: Lieske, Uwe; Gaul, Tobias; Schubert, Lars


Gelman, Len (Ed.):
Advances in Condition Monitoring and Structural Health Monitoring : WCCM 2019; selected contributions from the 2nd World Congress on Condition Monitoring (WCCM 2019), held in Singapore in December 2019
Singapore: Springer Nature Singapore, 2021 (Lecture Notes in Mechanical Engineering)
ISBN: 978-981-15-9198-3 (Print)
ISBN: 978-981-15-9199-0 (Online)
World Congress on Condition Monitoring (WCCM) <2, 2019, Singapore>
Conference Paper
Fraunhofer IKTS ()
baseline-free; guided waves; SHM; piezoelectric transducer

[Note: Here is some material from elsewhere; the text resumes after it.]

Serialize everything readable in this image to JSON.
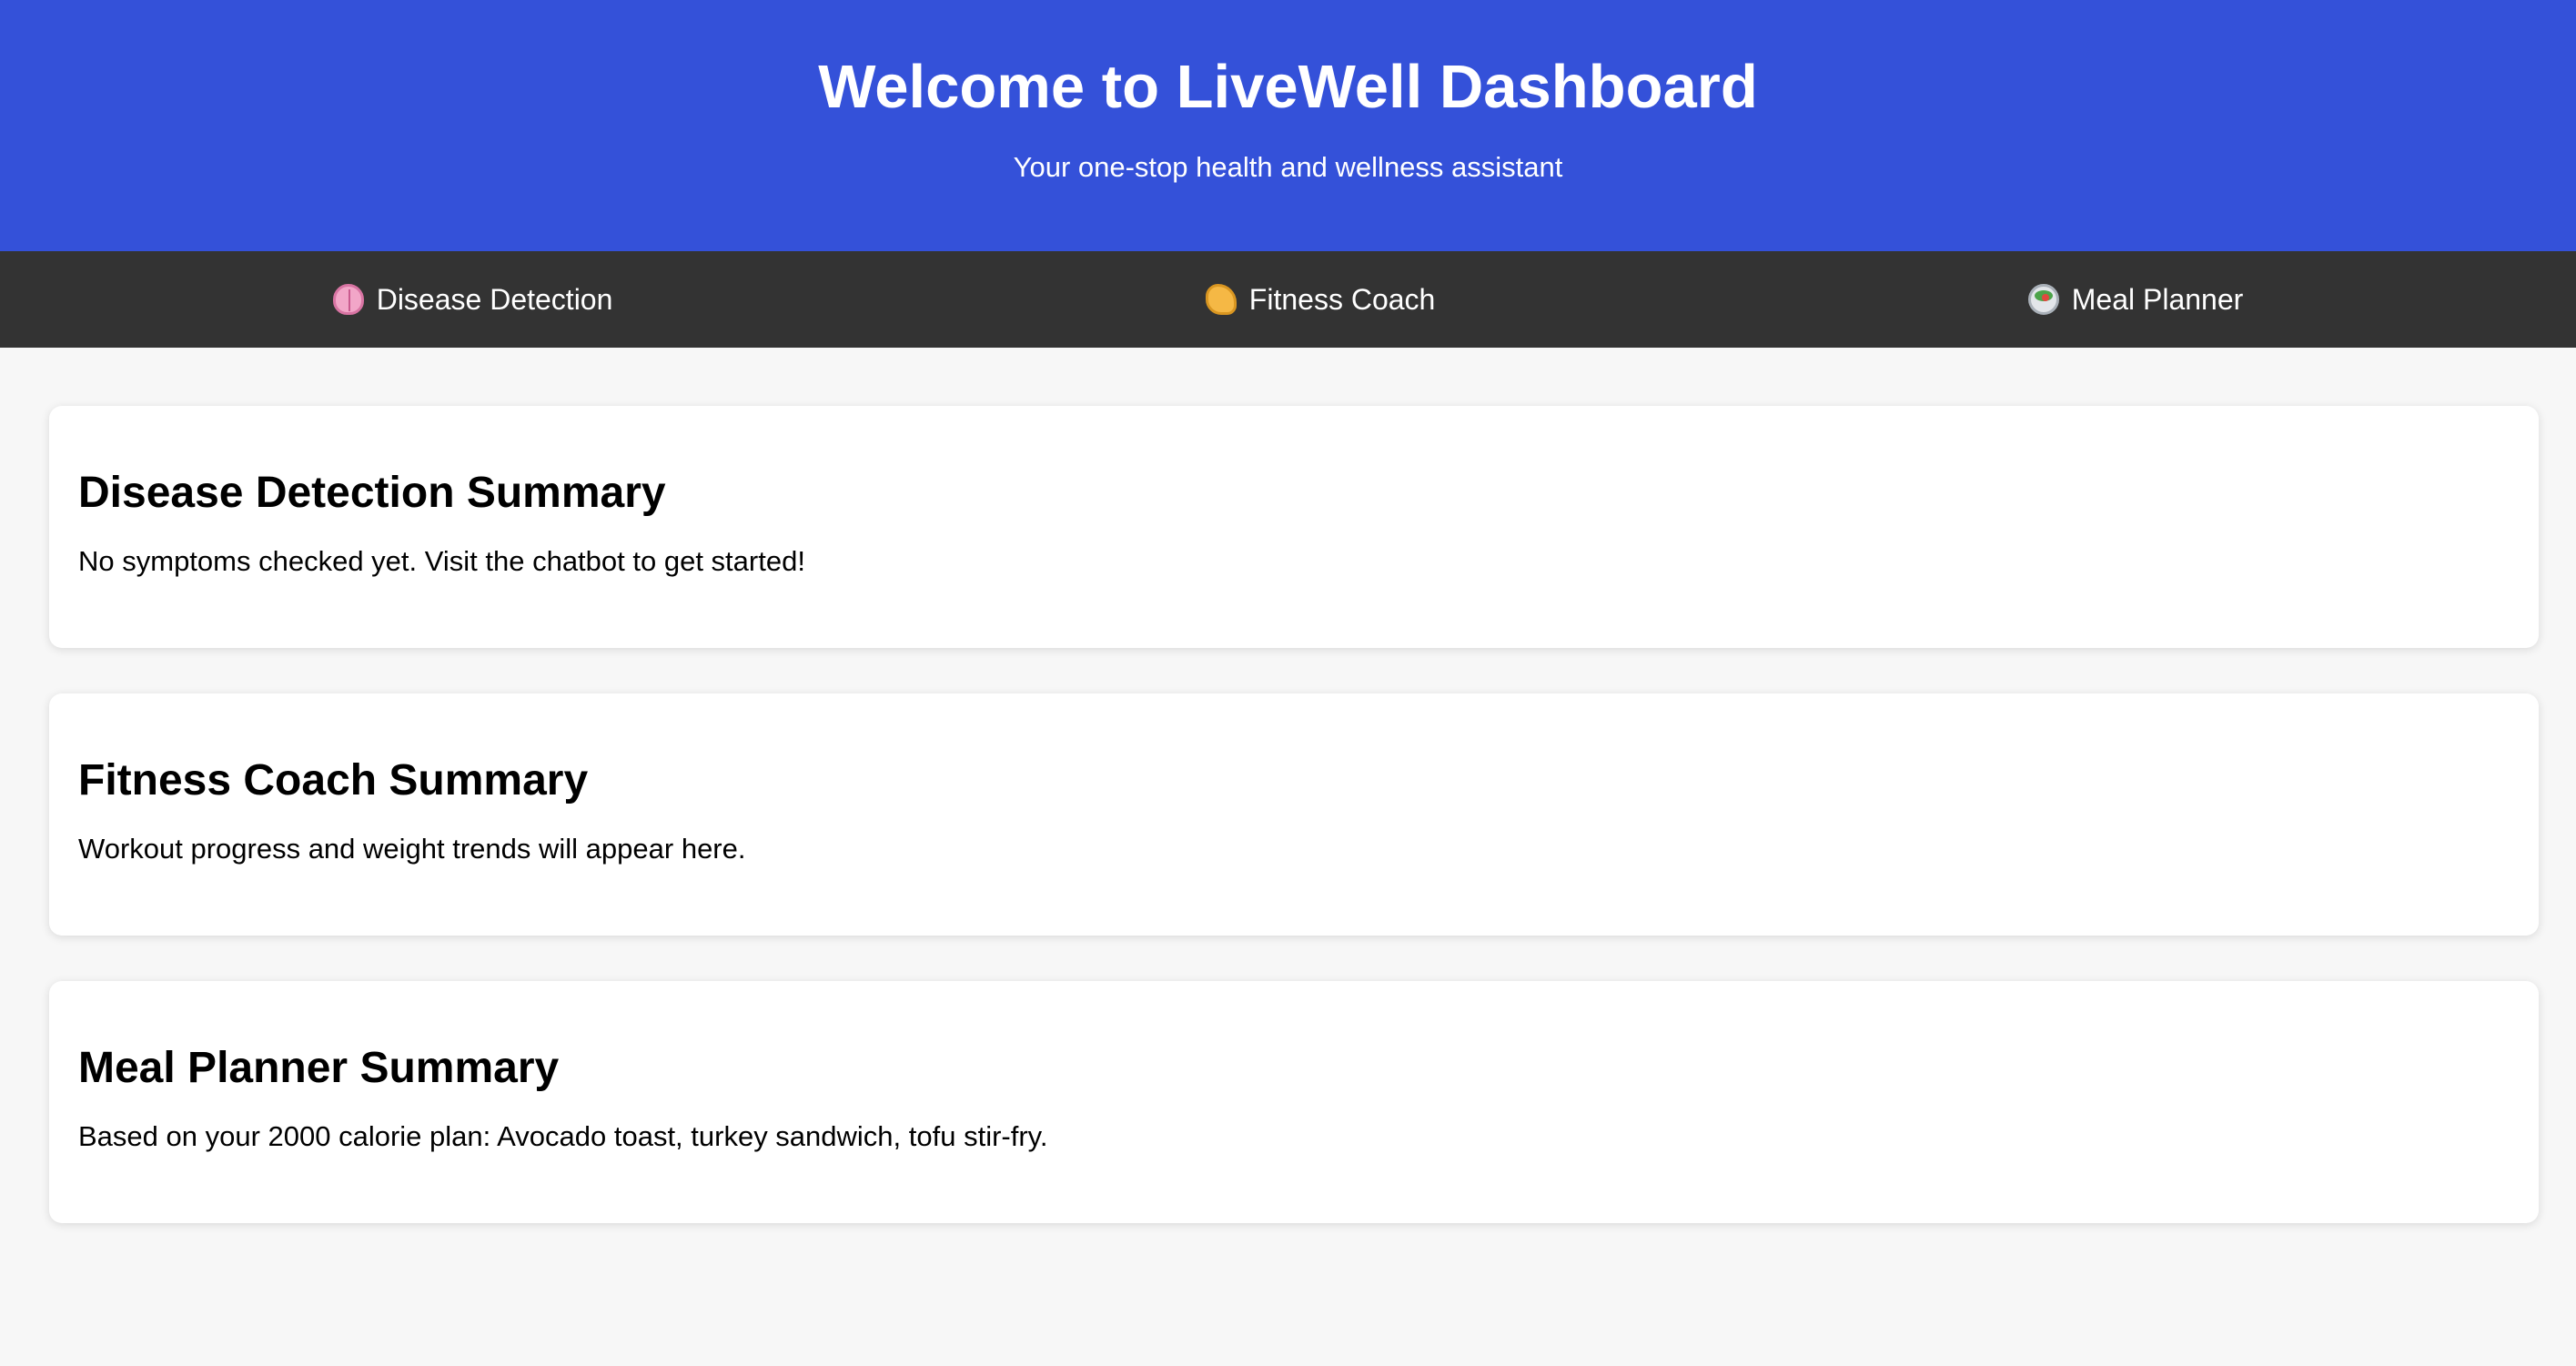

Structural Health Monitoring (SHM) refers to methods for the early detection of damage in components in order to initiate planned repair. Acoustic methods using guided waves are widely established for the monitoring of large-area, thin-walled structures. Current SHM approaches based on active ultrasonic techniques use the knowledge of a known reference condition of a considered transmit–receive path, with which all subsequent conditions are compared, in order to obtain a statement about the local component condition. In most cases, these methods evaluate amplitude or phase changes with respect to the reference signal. The dependency of the signal evaluations on environmental influences such as temperature or humidity changes makes it necessary to explicitly consider these influences through statistical analyses and background knowledge on the material side or to provide different reference states known as baselines for different environmental conditions. The subject of this study is the development of baseline-free methods. The focus is on the identification of the damage interaction of the guided waves and the mode identification by suitable transducer arrangements for the determination of structural damage on reciprocal sensor transmission paths. For this purpose, parameterized simulation experiments were performed to investigate different arrangements of piezoelectric transducers for wave mode identification and to validate their results in laboratory measurements. It could be shown that stacked transducers can be used for wavemode identification. Further more an additional effect of phase shifts in between two wavemodes was observed using a piezoelectric ring transducer with two electrode pairs.